Start of Material provided

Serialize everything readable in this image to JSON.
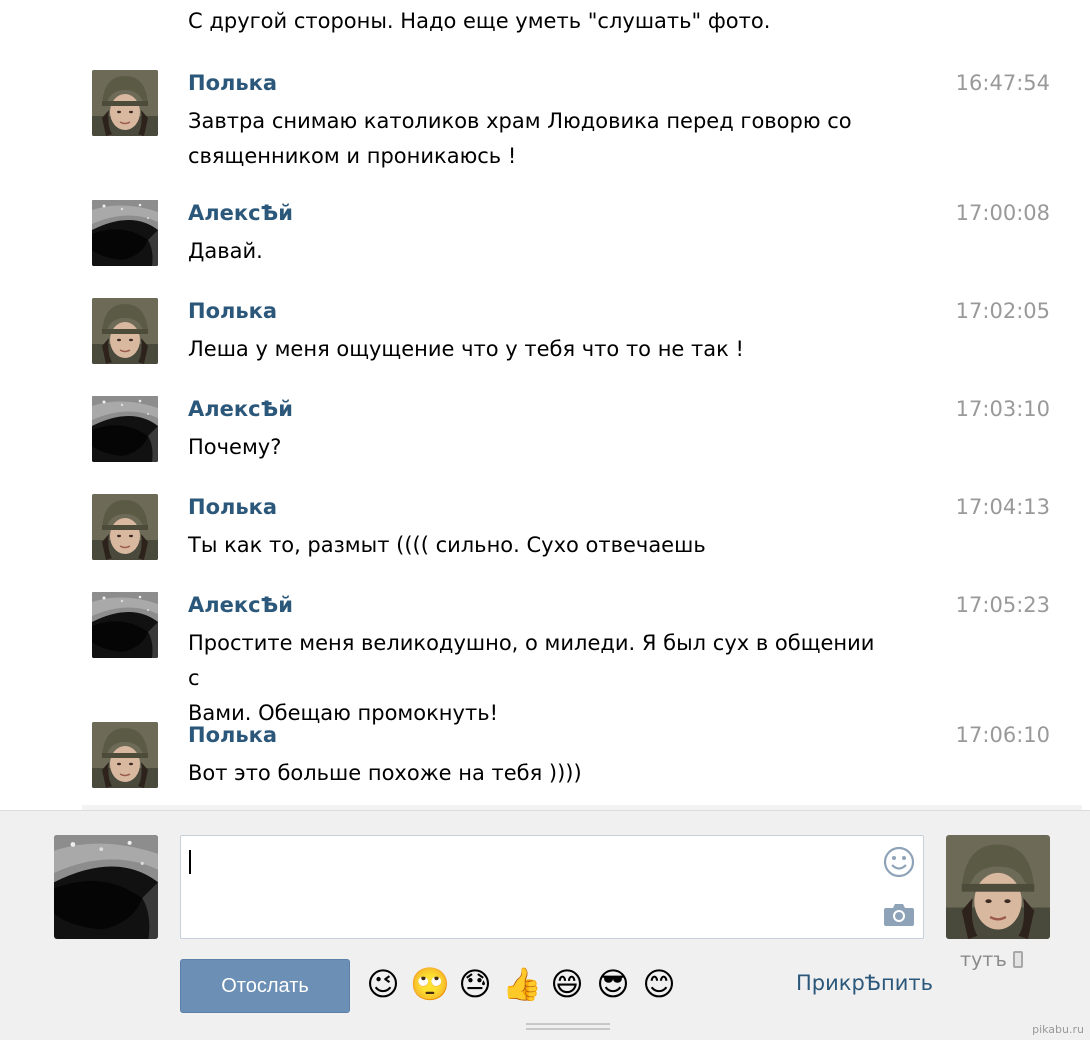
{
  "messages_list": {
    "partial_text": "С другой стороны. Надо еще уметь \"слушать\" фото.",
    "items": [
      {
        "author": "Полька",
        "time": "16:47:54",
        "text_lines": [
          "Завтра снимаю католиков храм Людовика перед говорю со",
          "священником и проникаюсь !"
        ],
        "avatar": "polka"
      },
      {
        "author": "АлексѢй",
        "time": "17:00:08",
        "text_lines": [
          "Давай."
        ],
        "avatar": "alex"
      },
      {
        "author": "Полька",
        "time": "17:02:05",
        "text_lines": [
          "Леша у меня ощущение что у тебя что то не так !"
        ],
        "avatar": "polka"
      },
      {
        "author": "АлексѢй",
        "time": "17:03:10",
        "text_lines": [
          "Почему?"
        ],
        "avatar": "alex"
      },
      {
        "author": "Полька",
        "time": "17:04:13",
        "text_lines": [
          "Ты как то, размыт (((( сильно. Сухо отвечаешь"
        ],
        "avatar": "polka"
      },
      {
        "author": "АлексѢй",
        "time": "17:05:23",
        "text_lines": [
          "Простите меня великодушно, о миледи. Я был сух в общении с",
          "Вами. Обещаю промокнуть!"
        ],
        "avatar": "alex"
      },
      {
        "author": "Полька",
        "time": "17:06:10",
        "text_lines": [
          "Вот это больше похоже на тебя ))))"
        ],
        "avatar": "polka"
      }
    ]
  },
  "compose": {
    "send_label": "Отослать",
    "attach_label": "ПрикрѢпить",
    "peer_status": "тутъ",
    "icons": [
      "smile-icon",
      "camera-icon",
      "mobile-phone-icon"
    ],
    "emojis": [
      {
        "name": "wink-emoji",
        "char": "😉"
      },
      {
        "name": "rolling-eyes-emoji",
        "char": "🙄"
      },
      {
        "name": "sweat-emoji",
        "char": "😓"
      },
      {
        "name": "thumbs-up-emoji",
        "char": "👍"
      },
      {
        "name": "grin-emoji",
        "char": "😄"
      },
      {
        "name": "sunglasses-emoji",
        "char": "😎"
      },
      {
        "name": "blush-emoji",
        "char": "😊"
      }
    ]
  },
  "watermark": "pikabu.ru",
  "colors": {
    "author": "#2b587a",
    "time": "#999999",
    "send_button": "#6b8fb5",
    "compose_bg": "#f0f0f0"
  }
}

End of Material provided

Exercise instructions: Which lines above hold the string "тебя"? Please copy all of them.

Solution:
          "Леша у меня ощущение что у тебя что то не так !"
          "Вот это больше похоже на тебя ))))"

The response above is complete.